• Task brief: Every line containing the string "labels" should be returned from the records.

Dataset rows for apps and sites

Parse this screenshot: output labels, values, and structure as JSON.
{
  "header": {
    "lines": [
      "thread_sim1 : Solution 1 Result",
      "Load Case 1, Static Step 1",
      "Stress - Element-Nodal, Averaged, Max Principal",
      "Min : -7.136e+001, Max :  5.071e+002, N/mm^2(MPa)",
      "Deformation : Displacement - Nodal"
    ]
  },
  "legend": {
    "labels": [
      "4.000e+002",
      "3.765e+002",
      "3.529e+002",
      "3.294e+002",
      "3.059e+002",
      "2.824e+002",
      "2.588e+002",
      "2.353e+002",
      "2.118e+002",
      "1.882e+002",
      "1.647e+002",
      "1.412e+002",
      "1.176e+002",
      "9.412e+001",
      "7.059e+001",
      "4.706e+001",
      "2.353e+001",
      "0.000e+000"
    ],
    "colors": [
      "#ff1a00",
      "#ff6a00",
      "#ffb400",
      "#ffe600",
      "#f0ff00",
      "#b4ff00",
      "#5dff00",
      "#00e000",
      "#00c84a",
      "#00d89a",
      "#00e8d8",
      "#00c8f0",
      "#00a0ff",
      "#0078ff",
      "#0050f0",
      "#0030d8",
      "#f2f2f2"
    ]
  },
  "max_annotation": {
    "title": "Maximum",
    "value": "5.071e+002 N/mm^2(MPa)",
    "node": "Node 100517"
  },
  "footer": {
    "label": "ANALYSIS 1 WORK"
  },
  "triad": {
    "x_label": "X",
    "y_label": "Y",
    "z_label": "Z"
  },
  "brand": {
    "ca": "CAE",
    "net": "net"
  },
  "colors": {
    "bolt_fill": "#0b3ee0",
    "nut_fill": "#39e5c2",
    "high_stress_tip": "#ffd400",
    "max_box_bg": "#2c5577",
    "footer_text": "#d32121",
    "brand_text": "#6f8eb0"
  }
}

• Solution below:
Parse this screenshot: output labels, values, and structure as JSON.
    "labels": [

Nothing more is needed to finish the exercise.